2021 Audi Q5 Sportback Review: Competent, But Not Excellent

The 2021 Audi Q5 Sportback follows in the now-long tradition of offering an SUV with a boxy shape, and then a similar SUV with a sloping, coupe-like roofline, started by BMW back in 2008 with the X6. The jellybean shape has become more refined over the years with Audi, Volkswagen and Lamborghini taking a decidedly more angular approach.

Like many of these sleeker SUVs and crossovers, the Q5 Sportback loses surprisingly little cargo space compared to its squarer counterpart. The bigger Q5 swallows 54 cubic feet of cargo with the seats folded down; the Sportback comes in with 51.9 cubic feet. With the second row of seats up the difference shrinks to just over a cubic foot.

The Q5 comes standard with a panoramic sunroof, front sport seats, lane departure warning and Audi side assist, which looks for streetside traffic when opening doors.

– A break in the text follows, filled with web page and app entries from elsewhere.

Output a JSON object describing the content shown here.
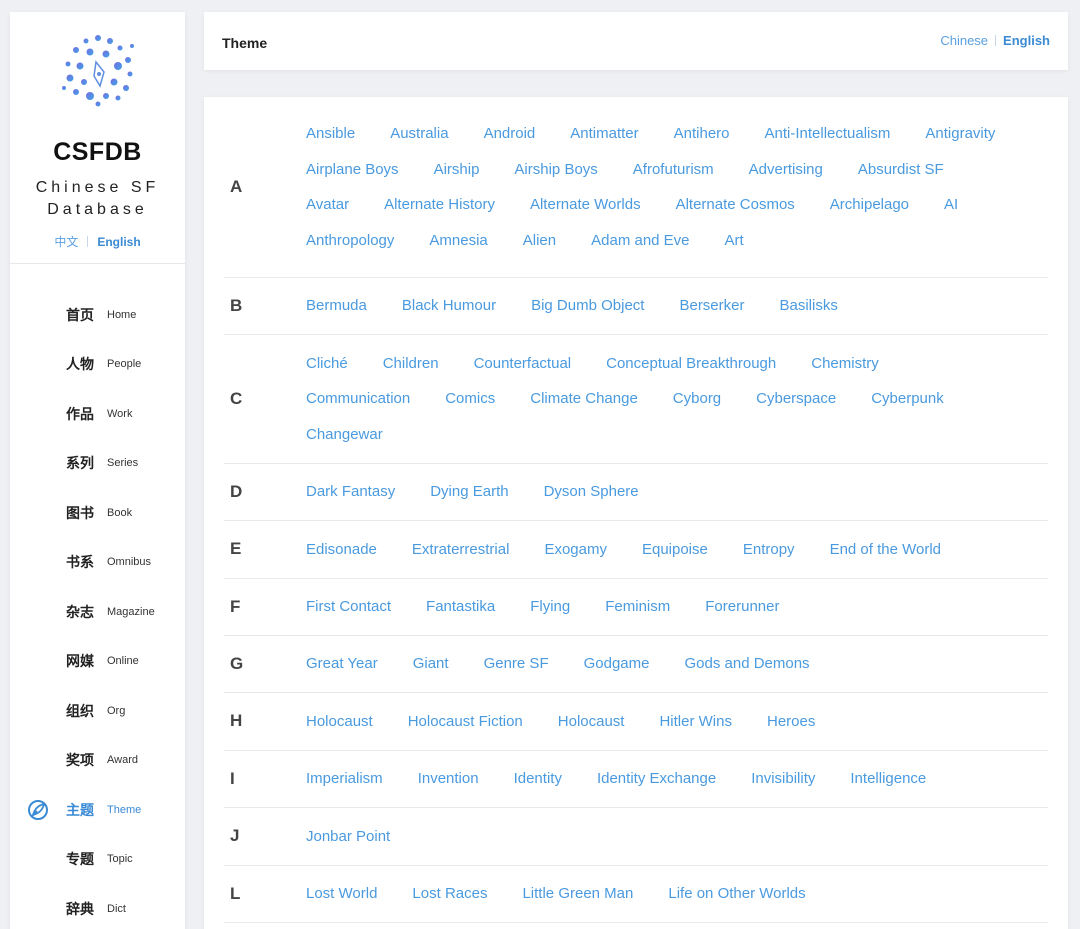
{
  "brand": {
    "title": "CSFDB",
    "subtitle": "Chinese SF Database",
    "lang_zh": "中文",
    "lang_en": "English"
  },
  "nav": [
    {
      "zh": "首页",
      "en": "Home"
    },
    {
      "zh": "人物",
      "en": "People"
    },
    {
      "zh": "作品",
      "en": "Work"
    },
    {
      "zh": "系列",
      "en": "Series"
    },
    {
      "zh": "图书",
      "en": "Book"
    },
    {
      "zh": "书系",
      "en": "Omnibus"
    },
    {
      "zh": "杂志",
      "en": "Magazine"
    },
    {
      "zh": "网媒",
      "en": "Online"
    },
    {
      "zh": "组织",
      "en": "Org"
    },
    {
      "zh": "奖项",
      "en": "Award"
    },
    {
      "zh": "主题",
      "en": "Theme",
      "active": true,
      "icon": "theme-icon"
    },
    {
      "zh": "专题",
      "en": "Topic"
    },
    {
      "zh": "辞典",
      "en": "Dict"
    }
  ],
  "header": {
    "title": "Theme",
    "lang_chinese": "Chinese",
    "lang_english": "English"
  },
  "groups": [
    {
      "letter": "A",
      "topics": [
        "Ansible",
        "Australia",
        "Android",
        "Antimatter",
        "Antihero",
        "Anti-Intellectualism",
        "Antigravity",
        "Airplane Boys",
        "Airship",
        "Airship Boys",
        "Afrofuturism",
        "Advertising",
        "Absurdist SF",
        "Avatar",
        "Alternate History",
        "Alternate Worlds",
        "Alternate Cosmos",
        "Archipelago",
        "AI",
        "Anthropology",
        "Amnesia",
        "Alien",
        "Adam and Eve",
        "Art"
      ]
    },
    {
      "letter": "B",
      "topics": [
        "Bermuda",
        "Black Humour",
        "Big Dumb Object",
        "Berserker",
        "Basilisks"
      ]
    },
    {
      "letter": "C",
      "topics": [
        "Cliché",
        "Children",
        "Counterfactual",
        "Conceptual Breakthrough",
        "Chemistry",
        "Communication",
        "Comics",
        "Climate Change",
        "Cyborg",
        "Cyberspace",
        "Cyberpunk",
        "Changewar"
      ]
    },
    {
      "letter": "D",
      "topics": [
        "Dark Fantasy",
        "Dying Earth",
        "Dyson Sphere"
      ]
    },
    {
      "letter": "E",
      "topics": [
        "Edisonade",
        "Extraterrestrial",
        "Exogamy",
        "Equipoise",
        "Entropy",
        "End of the World"
      ]
    },
    {
      "letter": "F",
      "topics": [
        "First Contact",
        "Fantastika",
        "Flying",
        "Feminism",
        "Forerunner"
      ]
    },
    {
      "letter": "G",
      "topics": [
        "Great Year",
        "Giant",
        "Genre SF",
        "Godgame",
        "Gods and Demons"
      ]
    },
    {
      "letter": "H",
      "topics": [
        "Holocaust",
        "Holocaust Fiction",
        "Holocaust",
        "Hitler Wins",
        "Heroes"
      ]
    },
    {
      "letter": "I",
      "topics": [
        "Imperialism",
        "Invention",
        "Identity",
        "Identity Exchange",
        "Invisibility",
        "Intelligence"
      ]
    },
    {
      "letter": "J",
      "topics": [
        "Jonbar Point"
      ]
    },
    {
      "letter": "L",
      "topics": [
        "Lost World",
        "Lost Races",
        "Little Green Man",
        "Life on Other Worlds"
      ]
    }
  ],
  "colors": {
    "accent": "#3a8ad4",
    "link": "#4a9adf",
    "background": "#eef0f4"
  }
}
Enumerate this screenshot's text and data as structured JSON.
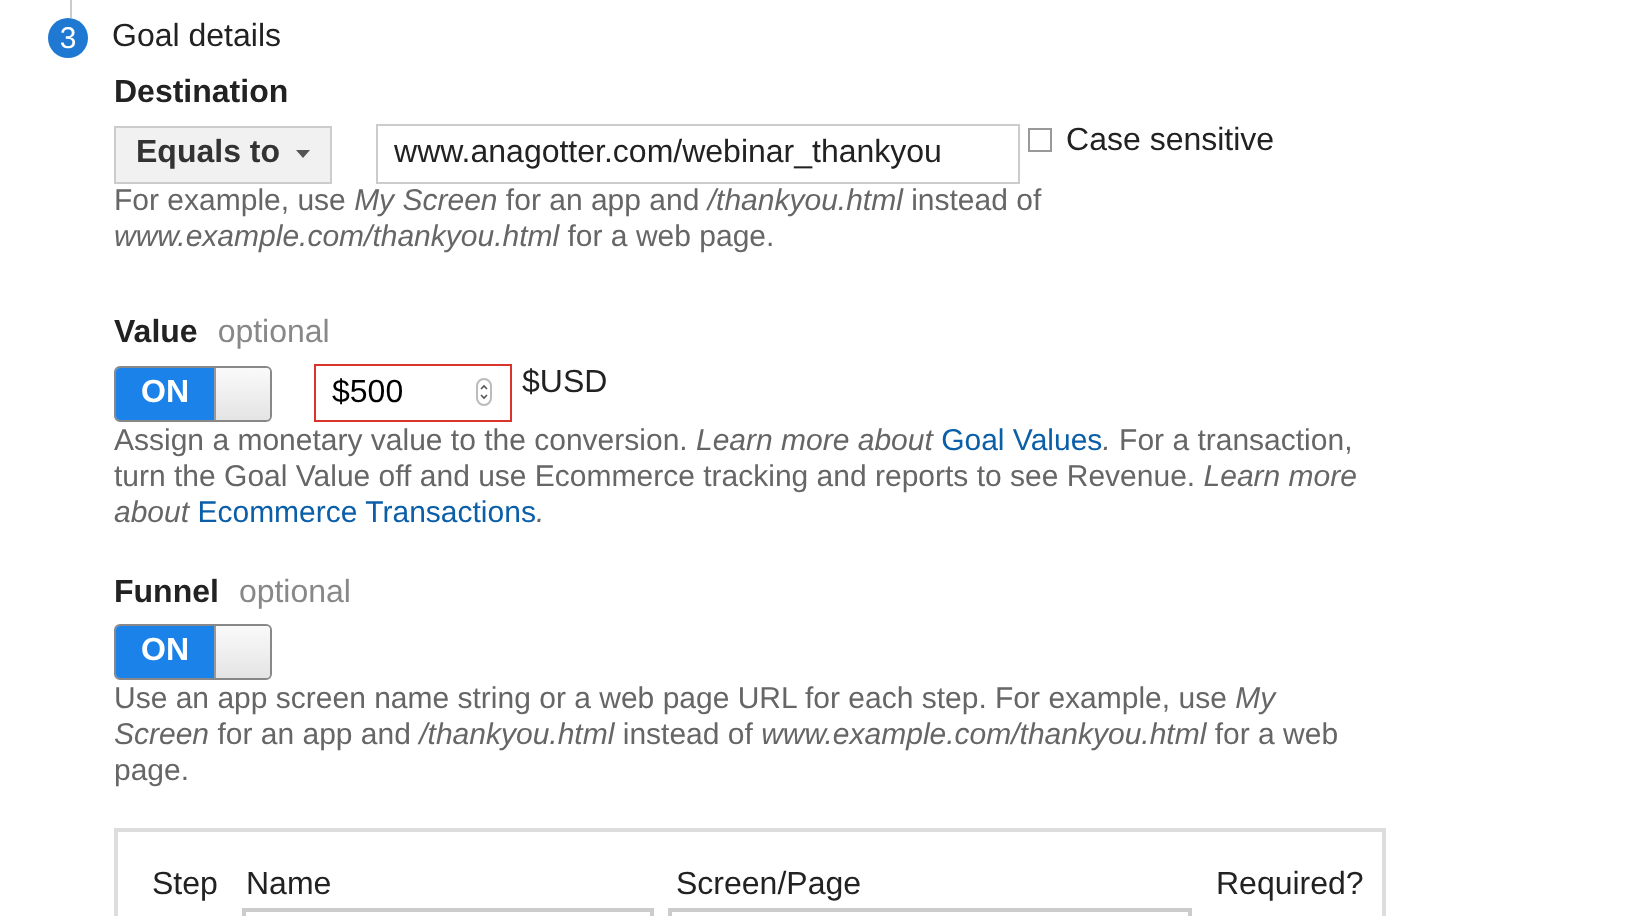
{
  "step": {
    "number": "3",
    "title": "Goal details"
  },
  "destination": {
    "label": "Destination",
    "match_type": "Equals to",
    "value": "www.anagotter.com/webinar_thankyou",
    "case_sensitive": {
      "label": "Case sensitive",
      "checked": false
    },
    "help": [
      {
        "kind": "plain",
        "text": "For example, use "
      },
      {
        "kind": "italic",
        "text": "My Screen"
      },
      {
        "kind": "plain",
        "text": " for an app and "
      },
      {
        "kind": "italic",
        "text": "/thankyou.html"
      },
      {
        "kind": "plain",
        "text": " instead of "
      },
      {
        "kind": "italic",
        "text": "www.example.com/thankyou.html"
      },
      {
        "kind": "plain",
        "text": " for a web page."
      }
    ]
  },
  "value": {
    "label": "Value",
    "hint": "optional",
    "toggle": {
      "label": "ON",
      "on": true
    },
    "amount": "$500",
    "invalid": true,
    "currency": "$USD",
    "help": [
      {
        "kind": "plain",
        "text": "Assign a monetary value to the conversion. "
      },
      {
        "kind": "italic",
        "text": "Learn more about "
      },
      {
        "kind": "link",
        "text": "Goal Values"
      },
      {
        "kind": "italic",
        "text": "."
      },
      {
        "kind": "plain",
        "text": " For a transaction, turn the Goal Value off and use Ecommerce tracking and reports to see Revenue. "
      },
      {
        "kind": "italic",
        "text": "Learn more about "
      },
      {
        "kind": "link",
        "text": "Ecommerce Transactions"
      },
      {
        "kind": "italic",
        "text": "."
      }
    ]
  },
  "funnel": {
    "label": "Funnel",
    "hint": "optional",
    "toggle": {
      "label": "ON",
      "on": true
    },
    "help": [
      {
        "kind": "plain",
        "text": "Use an app screen name string or a web page URL for each step. For example, use "
      },
      {
        "kind": "italic",
        "text": "My Screen"
      },
      {
        "kind": "plain",
        "text": " for an app and "
      },
      {
        "kind": "italic",
        "text": "/thankyou.html"
      },
      {
        "kind": "plain",
        "text": " instead of "
      },
      {
        "kind": "italic",
        "text": "www.example.com/thankyou.html"
      },
      {
        "kind": "plain",
        "text": " for a web page."
      }
    ],
    "table": {
      "columns": [
        "Step",
        "Name",
        "Screen/Page",
        "Required?"
      ]
    }
  }
}
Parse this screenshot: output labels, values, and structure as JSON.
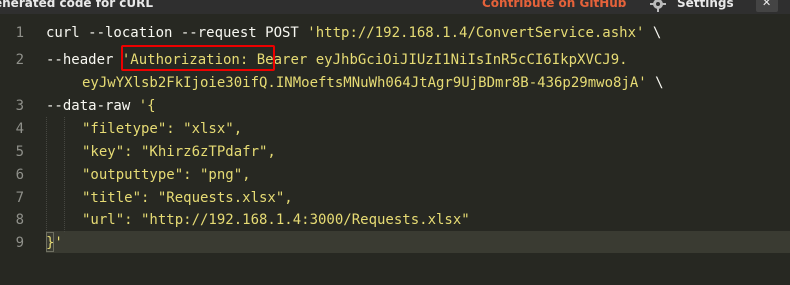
{
  "topbar": {
    "title": "enerated code for cURL",
    "github_link": "Contribute on GitHub",
    "settings_label": "Settings",
    "close_icon": "close-icon",
    "settings_icon": "gear-icon"
  },
  "editor": {
    "theme_colors": {
      "background": "#272822",
      "text": "#f8f8f2",
      "string": "#e6db74",
      "line_number": "#8f908a",
      "highlight_box": "#e00000"
    },
    "line_numbers": [
      "1",
      "2",
      "3",
      "4",
      "5",
      "6",
      "7",
      "8",
      "9"
    ],
    "line1": {
      "cmd": "curl --location --request POST ",
      "url": "'http://192.168.1.4/ConvertService.ashx'",
      "cont": " \\"
    },
    "line2": {
      "flag": "--header ",
      "header_name": "'Authorization:",
      "header_value_a": " Bearer eyJhbGciOiJIUzI1NiIsInR5cCI6IkpXVCJ9.",
      "header_value_b": "eyJwYXlsb2FkIjoie30ifQ.INMoeftsMNuWh064JtAgr9UjBDmr8B-436p29mwo8jA'",
      "cont": " \\"
    },
    "line3": {
      "flag": "--data-raw ",
      "open": "'{"
    },
    "line4": "\"filetype\": \"xlsx\",",
    "line5": "\"key\": \"Khirz6zTPdafr\",",
    "line6": "\"outputtype\": \"png\",",
    "line7": "\"title\": \"Requests.xlsx\",",
    "line8": "\"url\": \"http://192.168.1.4:3000/Requests.xlsx\"",
    "line9": "}'"
  }
}
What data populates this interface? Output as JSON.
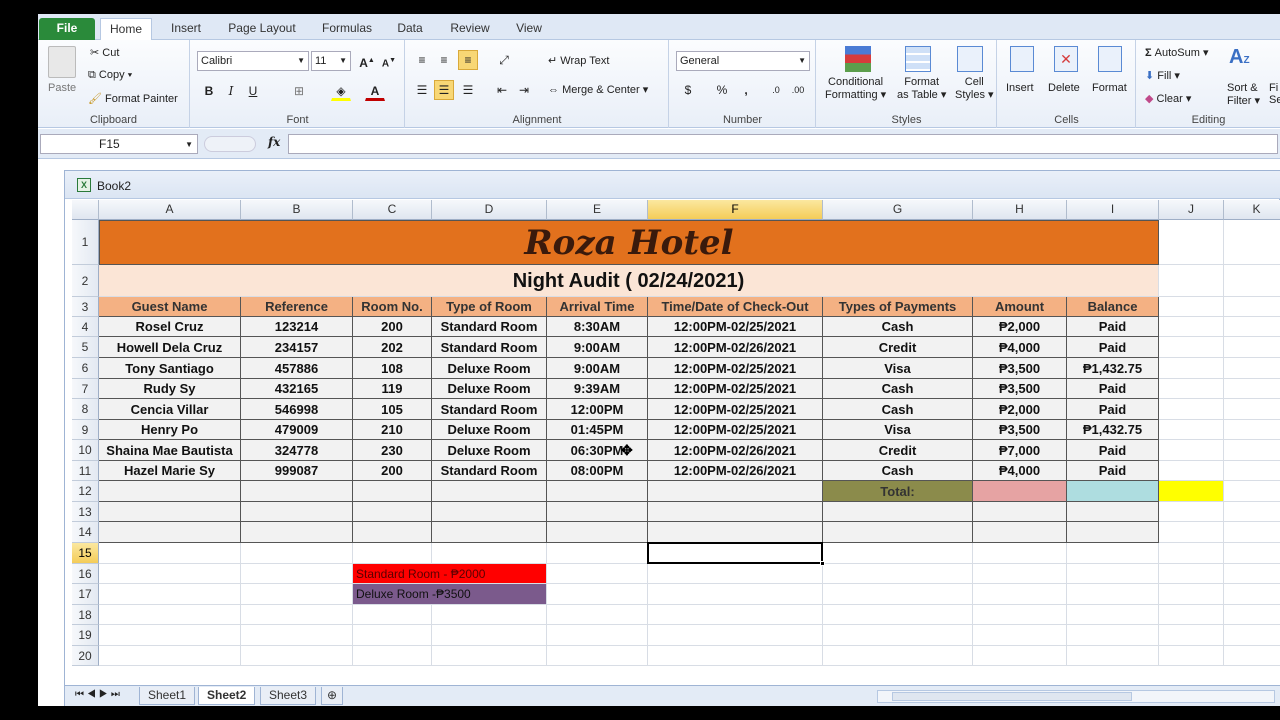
{
  "ribbon_tabs": [
    "File",
    "Home",
    "Insert",
    "Page Layout",
    "Formulas",
    "Data",
    "Review",
    "View"
  ],
  "clipboard": {
    "paste": "Paste",
    "cut": "Cut",
    "copy": "Copy",
    "format_painter": "Format Painter",
    "label": "Clipboard"
  },
  "font": {
    "name": "Calibri",
    "size": "11",
    "label": "Font",
    "bold": "B",
    "italic": "I",
    "underline": "U"
  },
  "alignment": {
    "wrap_text": "Wrap Text",
    "merge_center": "Merge & Center",
    "label": "Alignment"
  },
  "number": {
    "format": "General",
    "label": "Number",
    "percent": "%",
    "comma": ","
  },
  "styles": {
    "conditional": "Conditional",
    "conditional2": "Formatting",
    "format_as": "Format",
    "format_as2": "as Table",
    "cell": "Cell",
    "cell2": "Styles",
    "label": "Styles"
  },
  "cells": {
    "insert": "Insert",
    "delete": "Delete",
    "format": "Format",
    "label": "Cells"
  },
  "editing": {
    "autosum": "AutoSum",
    "fill": "Fill",
    "clear": "Clear",
    "sort": "Sort &",
    "sort2": "Filter",
    "find": "Fi",
    "find2": "Se",
    "label": "Editing"
  },
  "formula_bar": {
    "name_box": "F15",
    "fx": "fx",
    "value": ""
  },
  "workbook": {
    "title": "Book2"
  },
  "columns": [
    "A",
    "B",
    "C",
    "D",
    "E",
    "F",
    "G",
    "H",
    "I",
    "J",
    "K"
  ],
  "rows": [
    "1",
    "2",
    "3",
    "4",
    "5",
    "6",
    "7",
    "8",
    "9",
    "10",
    "11",
    "12",
    "13",
    "14",
    "15",
    "16",
    "17",
    "18",
    "19",
    "20"
  ],
  "sheet": {
    "title": "Roza Hotel",
    "subtitle": "Night Audit ( 02/24/2021)",
    "headers": [
      "Guest Name",
      "Reference",
      "Room No.",
      "Type of Room",
      "Arrival Time",
      "Time/Date of Check-Out",
      "Types of Payments",
      "Amount",
      "Balance"
    ],
    "data": [
      [
        "Rosel Cruz",
        "123214",
        "200",
        "Standard Room",
        "8:30AM",
        "12:00PM-02/25/2021",
        "Cash",
        "₱2,000",
        "Paid"
      ],
      [
        "Howell Dela Cruz",
        "234157",
        "202",
        "Standard Room",
        "9:00AM",
        "12:00PM-02/26/2021",
        "Credit",
        "₱4,000",
        "Paid"
      ],
      [
        "Tony Santiago",
        "457886",
        "108",
        "Deluxe Room",
        "9:00AM",
        "12:00PM-02/25/2021",
        "Visa",
        "₱3,500",
        "₱1,432.75"
      ],
      [
        "Rudy Sy",
        "432165",
        "119",
        "Deluxe Room",
        "9:39AM",
        "12:00PM-02/25/2021",
        "Cash",
        "₱3,500",
        "Paid"
      ],
      [
        "Cencia Villar",
        "546998",
        "105",
        "Standard Room",
        "12:00PM",
        "12:00PM-02/25/2021",
        "Cash",
        "₱2,000",
        "Paid"
      ],
      [
        "Henry Po",
        "479009",
        "210",
        "Deluxe Room",
        "01:45PM",
        "12:00PM-02/25/2021",
        "Visa",
        "₱3,500",
        "₱1,432.75"
      ],
      [
        "Shaina Mae Bautista",
        "324778",
        "230",
        "Deluxe Room",
        "06:30PM",
        "12:00PM-02/26/2021",
        "Credit",
        "₱7,000",
        "Paid"
      ],
      [
        "Hazel Marie Sy",
        "999087",
        "200",
        "Standard Room",
        "08:00PM",
        "12:00PM-02/26/2021",
        "Cash",
        "₱4,000",
        "Paid"
      ]
    ],
    "total_label": "Total:",
    "legend_standard": "Standard Room - ₱2000",
    "legend_deluxe": "Deluxe Room -₱3500"
  },
  "sheet_tabs": [
    "Sheet1",
    "Sheet2",
    "Sheet3"
  ],
  "active_sheet": "Sheet2",
  "colors": {
    "title_bg": "#e2711d",
    "subtitle_bg": "#fbe5d6",
    "header_bg": "#f4b183",
    "total_label_bg": "#8b8b4b",
    "amount_total_bg": "#e6a3a3",
    "balance_total_bg": "#aedde0",
    "j12_bg": "#ffff00",
    "standard_bg": "#ff0000",
    "deluxe_bg": "#7b5a8c"
  }
}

The top-tier Prestige trim tested here adds the company's new Matrix LED headlights, ventilated front seats, a head-up display with traffic sign recognition, navigation and a premium sound system.

And that top trim makes the cabin look pretty with unfinished wood and chrome trim, as well as the leather seats. Unfortunately, those seats are a little stiff for the smaller driver, though they do feature enough side padding to keep the pilot in place. There's a larger amount of plastic in the cabin than expected for a vehicle at its price point, with the doors covered in a textured version.

2021 Audi Q5 Sportback
The 2021 Audi Q5 Sportback features a more coupe-like roofline than the standard Q5. Audi of America

The infotainment touchscreen is easy to use with big icons for navigation, phone, radio, settings and others, to aim for while driving. Redundant buttons covering the same features on the side of the 10.1-inch display. The volume dial is annoyingly on the passenger side of the gear selector, but the tactility is excellent. The radio can also be adjusted and tuned through buttons and dials on the steering wheel. Wireless Apple CarPlay and Android Auto come standard.

The automatic climate control is adjusted by big, easy-to-read dials, and toggles help adjust the fan speed and mode. The point of all this is to be able to make changes without taking your eyes off the road, and Audi succeeded.

The SUV's powertrain is not nearly as successful of an implementation. The 2.0-liter turbocharged four-cylinder engine does all the work (buyers need to step up to the SQ5 to get the more powerful V6). It delivers 261 horsepower (hp) and 273 pound-feet (lb-ft) of torque, good for a 5.7-second sprint to 60 miles per hour (mph) off the line.

In practice, the combination of the smaller engine, seven-speed dual-clutch transmission (DCT) and standard all-wheel drive feels a little sluggish. Dynamic, the most aggressive driving mode, is where this vehicle should stay. The Q5 also has Comfort, Auto, Individual and Off-Road modes (with a high ride height to match).

1 of 10

The transmission is surprisingly smooth for a DCT, which usually hiccup or surge when coming to a stop or taking off. However, the Q5 Sportback just doesn't have the pull that a buyer might want in a luxury vehicle without really holding it in gear. For reference, the SQ5's V6 lays down 349 hp and gets to 60 mph in a brisk 4.7 seconds.

The flip side of that is the fuel efficiency, which is impressive at an EPA-estimated 28 miles per gallon (mpg) on the highway and 23 mpg in the city. In a real-world fuel fill up the Audi Q5 returned almost 27 mpg in mixed driving.

As far as coupe-shaped SUVs go, the 2021 Audi Q5 Sportback is better than most, but it does ride extra high thanks to its off-road driving mode and ability. That also slows down its reaction a bit and looks a little strange curbside.

The sleek Q5 Sportback ($48,895) competes with other rounded SUVs like the BMW X4 ($51,800), Mercedes-Benz GLC Coupe ($52,500), Genesis GV70 (a steal at $41,500) and Alfa Romeo Stelvio ($45,550). The Cadillac XT5 ($43,995), Acura RDX ($41,00) and a few others will also compete for the same compact luxury buyers, and are also worth a look.

If buyers are looking for a competent and handsome crossover that won't have your neighbors in the driveway excitedly asking questions, the Q5 Sportback is a good place to start. The Alfa Romeo and Genesis deliver more visual drama and may court onlookers. For buyers looking to blend in, the German three are the easiest way to go.